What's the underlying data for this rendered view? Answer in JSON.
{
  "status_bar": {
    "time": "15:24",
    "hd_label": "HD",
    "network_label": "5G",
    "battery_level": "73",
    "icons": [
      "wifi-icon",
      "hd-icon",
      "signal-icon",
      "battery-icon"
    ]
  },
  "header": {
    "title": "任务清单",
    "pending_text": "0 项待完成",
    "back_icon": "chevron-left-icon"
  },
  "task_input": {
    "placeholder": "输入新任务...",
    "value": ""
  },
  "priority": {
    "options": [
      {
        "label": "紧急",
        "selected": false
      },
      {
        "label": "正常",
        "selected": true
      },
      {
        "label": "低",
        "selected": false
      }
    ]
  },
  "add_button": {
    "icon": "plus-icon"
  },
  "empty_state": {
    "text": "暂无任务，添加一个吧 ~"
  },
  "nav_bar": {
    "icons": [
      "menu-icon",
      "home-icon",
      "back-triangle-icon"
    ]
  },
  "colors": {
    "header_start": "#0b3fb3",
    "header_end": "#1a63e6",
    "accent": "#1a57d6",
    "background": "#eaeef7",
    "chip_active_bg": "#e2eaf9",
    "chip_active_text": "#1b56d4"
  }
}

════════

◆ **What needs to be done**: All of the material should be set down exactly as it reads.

◆ **Result of the exercise**:
What's the underlying data for this rendered view? Answer in JSON.
{
  "status_bar": {
    "time": "15:24",
    "hd_label": "HD",
    "network_label": "5G",
    "battery_level": "73",
    "icons": [
      "wifi-icon",
      "hd-icon",
      "signal-icon",
      "battery-icon"
    ]
  },
  "header": {
    "title": "任务清单",
    "pending_text": "0 项待完成",
    "back_icon": "chevron-left-icon"
  },
  "task_input": {
    "placeholder": "输入新任务...",
    "value": ""
  },
  "priority": {
    "options": [
      {
        "label": "紧急",
        "selected": false
      },
      {
        "label": "正常",
        "selected": true
      },
      {
        "label": "低",
        "selected": false
      }
    ]
  },
  "add_button": {
    "icon": "plus-icon"
  },
  "empty_state": {
    "text": "暂无任务，添加一个吧 ~"
  },
  "nav_bar": {
    "icons": [
      "menu-icon",
      "home-icon",
      "back-triangle-icon"
    ]
  },
  "colors": {
    "header_start": "#0b3fb3",
    "header_end": "#1a63e6",
    "accent": "#1a57d6",
    "background": "#eaeef7",
    "chip_active_bg": "#e2eaf9",
    "chip_active_text": "#1b56d4"
  }
}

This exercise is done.